Hire a planner and dust off that old suit because another wedding is in the works! The world has been buzzing about the R.R. Donnelley (RRD) acquisition of Consolidated Graphics (CGX), but is it more likely that they met on adultfriendfinder than eHarmony?
Of course, the financial side is a no-brainer. It doesn’t involve a ton of cash and RRD’s stock is up 112 percent YTD. It’s accretive, deleveraging, and it enables RRD to grow at low cost while eliminating a national competitor. In fact, it seems like such a good deal that The Law Offices of Vincent Wong is investigating whether or not the CGX board met its fiduciary duties
to its shareholders.
The strategy and cultural integration is what hangs in the balance for me. It could be more similar to a replay of Judd Apatow’s "Knocked Up" than a thoughtful courtship that weaves two families together.
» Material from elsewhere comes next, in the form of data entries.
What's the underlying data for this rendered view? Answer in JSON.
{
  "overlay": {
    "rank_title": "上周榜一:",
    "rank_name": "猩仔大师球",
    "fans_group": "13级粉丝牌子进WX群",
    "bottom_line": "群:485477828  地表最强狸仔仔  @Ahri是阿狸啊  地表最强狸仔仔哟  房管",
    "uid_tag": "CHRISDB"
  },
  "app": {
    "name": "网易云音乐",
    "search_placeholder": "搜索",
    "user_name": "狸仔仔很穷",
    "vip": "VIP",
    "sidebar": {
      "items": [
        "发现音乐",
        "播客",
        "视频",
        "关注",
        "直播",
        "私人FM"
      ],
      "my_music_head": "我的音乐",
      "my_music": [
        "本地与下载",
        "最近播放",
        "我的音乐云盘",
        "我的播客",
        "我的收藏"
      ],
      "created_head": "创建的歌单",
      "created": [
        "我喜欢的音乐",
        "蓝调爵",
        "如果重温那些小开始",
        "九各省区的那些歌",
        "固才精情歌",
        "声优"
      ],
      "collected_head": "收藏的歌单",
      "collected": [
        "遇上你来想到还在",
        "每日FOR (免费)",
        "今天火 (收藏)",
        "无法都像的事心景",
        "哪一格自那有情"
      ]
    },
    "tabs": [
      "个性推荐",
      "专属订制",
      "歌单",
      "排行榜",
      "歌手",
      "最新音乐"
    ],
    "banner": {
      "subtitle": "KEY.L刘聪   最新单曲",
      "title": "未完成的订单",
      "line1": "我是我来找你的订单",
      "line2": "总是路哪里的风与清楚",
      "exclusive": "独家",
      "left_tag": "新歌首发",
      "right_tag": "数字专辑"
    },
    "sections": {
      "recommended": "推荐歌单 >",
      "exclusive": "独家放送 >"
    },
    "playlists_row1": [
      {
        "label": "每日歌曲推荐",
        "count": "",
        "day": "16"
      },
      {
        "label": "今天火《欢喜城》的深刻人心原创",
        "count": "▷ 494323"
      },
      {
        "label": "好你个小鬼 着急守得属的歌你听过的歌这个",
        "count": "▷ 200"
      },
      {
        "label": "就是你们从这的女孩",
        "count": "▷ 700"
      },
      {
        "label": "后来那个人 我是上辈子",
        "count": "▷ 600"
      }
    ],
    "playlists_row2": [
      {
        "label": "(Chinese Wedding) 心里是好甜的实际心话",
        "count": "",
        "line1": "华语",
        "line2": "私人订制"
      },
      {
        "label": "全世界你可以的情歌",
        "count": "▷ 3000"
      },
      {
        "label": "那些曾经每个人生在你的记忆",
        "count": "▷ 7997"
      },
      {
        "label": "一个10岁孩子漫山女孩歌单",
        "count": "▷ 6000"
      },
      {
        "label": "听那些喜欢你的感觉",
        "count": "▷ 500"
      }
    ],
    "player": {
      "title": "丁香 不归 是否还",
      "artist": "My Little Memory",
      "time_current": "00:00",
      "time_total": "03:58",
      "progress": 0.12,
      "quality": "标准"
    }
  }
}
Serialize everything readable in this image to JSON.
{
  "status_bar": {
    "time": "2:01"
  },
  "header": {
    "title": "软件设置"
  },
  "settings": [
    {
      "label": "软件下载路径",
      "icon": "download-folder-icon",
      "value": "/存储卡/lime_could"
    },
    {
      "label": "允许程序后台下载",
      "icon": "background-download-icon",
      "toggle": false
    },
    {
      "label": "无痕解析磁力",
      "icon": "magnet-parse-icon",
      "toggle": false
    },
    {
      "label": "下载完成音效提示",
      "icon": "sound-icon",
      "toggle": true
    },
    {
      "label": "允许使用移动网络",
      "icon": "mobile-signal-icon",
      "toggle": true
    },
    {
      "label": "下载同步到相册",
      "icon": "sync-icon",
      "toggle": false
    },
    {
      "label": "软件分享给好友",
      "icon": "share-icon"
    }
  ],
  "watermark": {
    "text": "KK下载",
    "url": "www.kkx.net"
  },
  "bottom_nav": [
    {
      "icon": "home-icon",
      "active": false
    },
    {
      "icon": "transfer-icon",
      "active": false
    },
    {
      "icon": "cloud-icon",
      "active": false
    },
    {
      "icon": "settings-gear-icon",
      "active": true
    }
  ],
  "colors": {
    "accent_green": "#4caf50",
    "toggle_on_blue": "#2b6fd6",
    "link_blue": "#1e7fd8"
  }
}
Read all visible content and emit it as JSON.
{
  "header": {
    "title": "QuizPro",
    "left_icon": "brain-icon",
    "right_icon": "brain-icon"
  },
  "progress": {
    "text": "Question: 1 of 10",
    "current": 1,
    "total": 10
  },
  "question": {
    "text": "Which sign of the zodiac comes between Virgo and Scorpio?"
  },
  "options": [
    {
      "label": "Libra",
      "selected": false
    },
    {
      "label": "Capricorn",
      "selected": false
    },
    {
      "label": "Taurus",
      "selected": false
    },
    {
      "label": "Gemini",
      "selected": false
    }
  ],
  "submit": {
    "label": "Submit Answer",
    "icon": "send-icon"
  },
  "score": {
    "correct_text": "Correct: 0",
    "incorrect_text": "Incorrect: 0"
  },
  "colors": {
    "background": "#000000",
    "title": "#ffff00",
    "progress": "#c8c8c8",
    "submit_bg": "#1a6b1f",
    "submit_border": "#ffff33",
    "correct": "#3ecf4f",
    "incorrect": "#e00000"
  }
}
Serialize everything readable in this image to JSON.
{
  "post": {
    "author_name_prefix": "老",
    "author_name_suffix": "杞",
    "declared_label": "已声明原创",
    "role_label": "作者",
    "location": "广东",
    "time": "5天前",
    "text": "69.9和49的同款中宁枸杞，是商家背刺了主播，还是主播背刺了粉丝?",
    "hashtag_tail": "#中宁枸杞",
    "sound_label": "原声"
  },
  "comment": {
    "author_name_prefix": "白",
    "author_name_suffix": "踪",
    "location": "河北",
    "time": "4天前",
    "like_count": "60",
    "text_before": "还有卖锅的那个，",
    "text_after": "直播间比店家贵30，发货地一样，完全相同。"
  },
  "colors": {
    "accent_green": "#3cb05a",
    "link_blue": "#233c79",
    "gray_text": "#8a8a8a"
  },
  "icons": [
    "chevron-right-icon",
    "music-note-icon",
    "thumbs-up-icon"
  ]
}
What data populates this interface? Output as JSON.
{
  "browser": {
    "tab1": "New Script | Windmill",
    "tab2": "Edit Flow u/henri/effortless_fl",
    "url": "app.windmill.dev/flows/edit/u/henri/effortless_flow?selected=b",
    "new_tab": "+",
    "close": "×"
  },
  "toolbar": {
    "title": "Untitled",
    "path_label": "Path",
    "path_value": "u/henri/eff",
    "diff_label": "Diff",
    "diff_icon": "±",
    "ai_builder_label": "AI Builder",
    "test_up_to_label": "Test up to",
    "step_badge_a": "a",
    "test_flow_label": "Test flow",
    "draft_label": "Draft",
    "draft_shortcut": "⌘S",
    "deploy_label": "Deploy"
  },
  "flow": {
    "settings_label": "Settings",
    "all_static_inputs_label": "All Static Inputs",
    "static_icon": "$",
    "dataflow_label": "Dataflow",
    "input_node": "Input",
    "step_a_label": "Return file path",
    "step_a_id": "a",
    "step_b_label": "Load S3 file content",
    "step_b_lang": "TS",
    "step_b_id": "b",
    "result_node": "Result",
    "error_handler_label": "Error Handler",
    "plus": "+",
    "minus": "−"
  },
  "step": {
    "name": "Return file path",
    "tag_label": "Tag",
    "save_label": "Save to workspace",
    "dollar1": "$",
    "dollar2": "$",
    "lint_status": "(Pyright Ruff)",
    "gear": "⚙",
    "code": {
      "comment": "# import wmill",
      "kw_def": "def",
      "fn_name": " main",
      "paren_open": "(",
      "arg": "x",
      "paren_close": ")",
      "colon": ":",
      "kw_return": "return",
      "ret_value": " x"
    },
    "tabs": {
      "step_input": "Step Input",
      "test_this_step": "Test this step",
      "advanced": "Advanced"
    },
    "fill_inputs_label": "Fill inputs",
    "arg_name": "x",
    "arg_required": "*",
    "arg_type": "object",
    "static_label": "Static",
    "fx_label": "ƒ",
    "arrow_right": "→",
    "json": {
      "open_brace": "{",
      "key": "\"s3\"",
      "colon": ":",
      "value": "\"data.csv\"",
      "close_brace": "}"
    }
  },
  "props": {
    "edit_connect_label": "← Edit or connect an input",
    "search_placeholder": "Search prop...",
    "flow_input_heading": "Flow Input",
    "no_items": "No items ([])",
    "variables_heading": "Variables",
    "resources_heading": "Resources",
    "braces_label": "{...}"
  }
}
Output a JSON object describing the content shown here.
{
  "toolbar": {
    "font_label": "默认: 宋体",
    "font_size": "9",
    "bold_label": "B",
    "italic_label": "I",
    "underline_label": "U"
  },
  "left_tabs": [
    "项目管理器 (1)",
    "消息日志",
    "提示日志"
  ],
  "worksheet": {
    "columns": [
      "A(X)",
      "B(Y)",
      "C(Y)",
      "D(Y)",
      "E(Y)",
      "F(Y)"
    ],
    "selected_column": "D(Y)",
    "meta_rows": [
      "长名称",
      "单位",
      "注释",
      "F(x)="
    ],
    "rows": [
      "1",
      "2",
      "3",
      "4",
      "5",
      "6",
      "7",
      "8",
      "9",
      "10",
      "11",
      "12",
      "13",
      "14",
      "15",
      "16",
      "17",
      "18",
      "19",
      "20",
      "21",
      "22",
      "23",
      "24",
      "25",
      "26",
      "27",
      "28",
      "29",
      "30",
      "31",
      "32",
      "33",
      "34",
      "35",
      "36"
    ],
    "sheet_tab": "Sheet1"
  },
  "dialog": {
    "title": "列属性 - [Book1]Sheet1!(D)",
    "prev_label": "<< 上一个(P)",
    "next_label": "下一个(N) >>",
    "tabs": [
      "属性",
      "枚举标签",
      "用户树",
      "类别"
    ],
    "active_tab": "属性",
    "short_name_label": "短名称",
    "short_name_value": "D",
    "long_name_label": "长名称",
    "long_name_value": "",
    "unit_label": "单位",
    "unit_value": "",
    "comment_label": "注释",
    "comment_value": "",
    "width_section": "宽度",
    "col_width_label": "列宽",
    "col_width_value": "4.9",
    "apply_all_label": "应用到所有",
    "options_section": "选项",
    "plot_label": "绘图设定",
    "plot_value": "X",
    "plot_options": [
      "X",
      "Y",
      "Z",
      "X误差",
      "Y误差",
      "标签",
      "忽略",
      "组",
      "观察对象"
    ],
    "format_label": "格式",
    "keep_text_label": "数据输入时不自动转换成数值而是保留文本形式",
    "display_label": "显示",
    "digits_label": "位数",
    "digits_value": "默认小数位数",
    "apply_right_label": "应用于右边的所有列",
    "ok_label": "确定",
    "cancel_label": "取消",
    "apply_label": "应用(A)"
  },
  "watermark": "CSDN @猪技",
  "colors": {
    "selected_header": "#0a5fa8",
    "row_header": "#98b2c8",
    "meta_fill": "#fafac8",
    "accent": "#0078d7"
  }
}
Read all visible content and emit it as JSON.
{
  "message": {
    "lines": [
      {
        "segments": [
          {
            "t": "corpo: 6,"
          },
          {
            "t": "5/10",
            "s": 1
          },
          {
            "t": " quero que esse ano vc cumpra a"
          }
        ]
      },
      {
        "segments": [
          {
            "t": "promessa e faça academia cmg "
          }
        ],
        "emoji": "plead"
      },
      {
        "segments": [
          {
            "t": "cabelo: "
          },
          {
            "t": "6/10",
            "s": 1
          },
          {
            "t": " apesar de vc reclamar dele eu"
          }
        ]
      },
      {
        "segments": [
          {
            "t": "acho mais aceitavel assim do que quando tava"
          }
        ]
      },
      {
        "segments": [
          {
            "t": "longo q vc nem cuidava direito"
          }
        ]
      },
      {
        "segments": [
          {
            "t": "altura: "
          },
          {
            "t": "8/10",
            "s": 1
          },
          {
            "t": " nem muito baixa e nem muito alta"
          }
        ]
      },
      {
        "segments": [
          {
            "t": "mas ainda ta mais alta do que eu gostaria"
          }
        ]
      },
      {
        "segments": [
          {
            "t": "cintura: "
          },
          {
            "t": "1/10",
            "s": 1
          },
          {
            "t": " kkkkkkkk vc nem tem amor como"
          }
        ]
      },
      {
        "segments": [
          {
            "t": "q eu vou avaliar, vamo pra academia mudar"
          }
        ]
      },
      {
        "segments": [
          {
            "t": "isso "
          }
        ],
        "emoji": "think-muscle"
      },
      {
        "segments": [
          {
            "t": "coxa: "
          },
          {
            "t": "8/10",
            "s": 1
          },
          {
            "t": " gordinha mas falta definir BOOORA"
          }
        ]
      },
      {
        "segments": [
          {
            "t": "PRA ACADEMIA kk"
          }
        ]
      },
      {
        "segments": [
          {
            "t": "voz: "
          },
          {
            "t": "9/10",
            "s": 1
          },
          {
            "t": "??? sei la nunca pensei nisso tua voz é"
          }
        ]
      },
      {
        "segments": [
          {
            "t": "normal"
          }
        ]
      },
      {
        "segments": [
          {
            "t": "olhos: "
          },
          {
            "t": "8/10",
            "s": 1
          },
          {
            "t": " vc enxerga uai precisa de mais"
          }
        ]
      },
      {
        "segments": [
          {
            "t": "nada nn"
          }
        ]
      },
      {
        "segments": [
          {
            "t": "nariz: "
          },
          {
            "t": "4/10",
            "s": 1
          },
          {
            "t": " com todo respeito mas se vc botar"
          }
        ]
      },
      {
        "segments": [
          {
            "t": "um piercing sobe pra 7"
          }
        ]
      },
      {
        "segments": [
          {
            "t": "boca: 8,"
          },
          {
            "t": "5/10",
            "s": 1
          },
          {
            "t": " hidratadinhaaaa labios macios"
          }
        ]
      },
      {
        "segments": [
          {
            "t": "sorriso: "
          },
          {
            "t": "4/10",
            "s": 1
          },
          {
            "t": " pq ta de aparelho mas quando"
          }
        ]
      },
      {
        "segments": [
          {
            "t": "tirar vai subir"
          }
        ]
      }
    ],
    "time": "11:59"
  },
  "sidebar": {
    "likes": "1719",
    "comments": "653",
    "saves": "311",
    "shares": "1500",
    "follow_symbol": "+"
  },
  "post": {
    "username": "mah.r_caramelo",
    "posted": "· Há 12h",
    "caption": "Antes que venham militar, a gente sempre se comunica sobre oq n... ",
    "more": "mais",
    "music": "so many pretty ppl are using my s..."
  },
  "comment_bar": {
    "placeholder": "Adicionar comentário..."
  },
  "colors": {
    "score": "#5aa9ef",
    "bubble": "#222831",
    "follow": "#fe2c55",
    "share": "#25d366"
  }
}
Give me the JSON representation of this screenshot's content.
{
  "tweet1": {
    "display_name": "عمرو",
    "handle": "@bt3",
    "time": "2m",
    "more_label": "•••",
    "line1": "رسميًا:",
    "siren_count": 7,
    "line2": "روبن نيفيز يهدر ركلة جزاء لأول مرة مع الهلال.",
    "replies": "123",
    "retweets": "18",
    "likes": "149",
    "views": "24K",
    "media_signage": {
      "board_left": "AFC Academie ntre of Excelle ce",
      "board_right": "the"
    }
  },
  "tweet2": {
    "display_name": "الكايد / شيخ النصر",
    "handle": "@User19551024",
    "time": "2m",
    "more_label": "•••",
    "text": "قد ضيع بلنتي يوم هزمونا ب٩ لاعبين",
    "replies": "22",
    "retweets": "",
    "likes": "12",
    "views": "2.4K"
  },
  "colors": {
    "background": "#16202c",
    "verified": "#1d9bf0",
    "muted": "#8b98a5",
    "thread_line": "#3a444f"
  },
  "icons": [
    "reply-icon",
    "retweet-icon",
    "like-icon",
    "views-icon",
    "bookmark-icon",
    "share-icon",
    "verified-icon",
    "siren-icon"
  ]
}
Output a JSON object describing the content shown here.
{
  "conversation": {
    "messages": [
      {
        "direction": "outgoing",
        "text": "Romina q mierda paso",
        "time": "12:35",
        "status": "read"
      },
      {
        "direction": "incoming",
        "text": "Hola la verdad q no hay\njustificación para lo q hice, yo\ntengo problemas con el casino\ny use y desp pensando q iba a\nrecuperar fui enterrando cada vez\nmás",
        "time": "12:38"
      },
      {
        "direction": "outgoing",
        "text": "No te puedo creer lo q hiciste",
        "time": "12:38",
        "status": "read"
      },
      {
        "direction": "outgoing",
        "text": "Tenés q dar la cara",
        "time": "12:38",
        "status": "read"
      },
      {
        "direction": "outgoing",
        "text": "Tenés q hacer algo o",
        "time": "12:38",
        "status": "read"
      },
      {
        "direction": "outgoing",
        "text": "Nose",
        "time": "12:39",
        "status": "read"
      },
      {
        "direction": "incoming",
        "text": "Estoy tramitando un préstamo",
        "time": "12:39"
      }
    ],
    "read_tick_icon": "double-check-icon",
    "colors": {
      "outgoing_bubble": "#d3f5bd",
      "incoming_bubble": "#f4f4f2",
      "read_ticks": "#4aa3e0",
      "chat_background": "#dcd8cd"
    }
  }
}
Do these two really belong together?
CGX's Joe Davis says the company is successful because of its “...ability to provide the service and responsiveness of a local printing company while offering customers the flexible solutions and competitive pricing available from our large network.” I’ll agree with the local part, but as a competitor, I haven’t seen the cross-selling benefits of the network play out on the national level.
The local aspect of CGX might seem to fit in with RRD’s vision to improve its existing position as a global provider of integrated communications, but the nature of the assets is crucial. CGX has been successful because plants have largely operated autonomously and customers have felt like they’re still dealing with their local printer.
In order to obtain the benefits of RRD’s scale, companies will have to integrate. Wayne Peterson wrote a nice article about RRD’s historical ability to succeed with integrations
, but to do so could destroy much of the value they have acquired. If companies ceased to operate autonomously, then customers could cease feeling like they’re dealing with their local printer. That’s the “eat my own head” scenario.
Wayne Peterson interestingly postulates that the master print agreements, or InnerWorkings approach, is and will continue to win with Fortune 1000 companies. He believes that RRD is making this acquisition to enable complete operational execution of these full life cycle agreements in local markets across the United States. The CGX plants mark the sheetfed and digital print operations that will carry out and enable these agreements.
If this really is the strategy, it pays quite a compliment to InnerWorkings for the work they’ve done in the print management space. Not only have they developed and matured the space, but they have forced RRD’s hand into a transformational merger.
I didn’t initially think of this as a transformational merger, especially given the relative size and footprint of each company. But when seen in the light of Peterson’s argument, this is a game changer.
As independent printers, Peterson warns that this could mean doom for many of us. If it works, it could establish a much more formidable turnkey national and international communications solutions provider.
But, transformational mergers are highly risky and don’t work out more frequently than they do. AOL & Time Warner and Daimler & Chrysler are very good examples. The integration will be monumental, and the crucial retention of the local element will be especially challenging.
As an independent, I’m content with this merger. A reduction in the number of large competitors is generally good, and there is plenty of work to do before RRD turns into a master print agreement juggernaut (if that ever happens). Now is the time of uncertainty. It’s when nerves kick in and people question whether or not they’re going to like the forthcoming change. Now is the time to poach customers, operators and sales people.
Only time will tell the exact intent and the relative success of this move. While they are "Knocked Up," we’ll see if they manage to live happily ever after.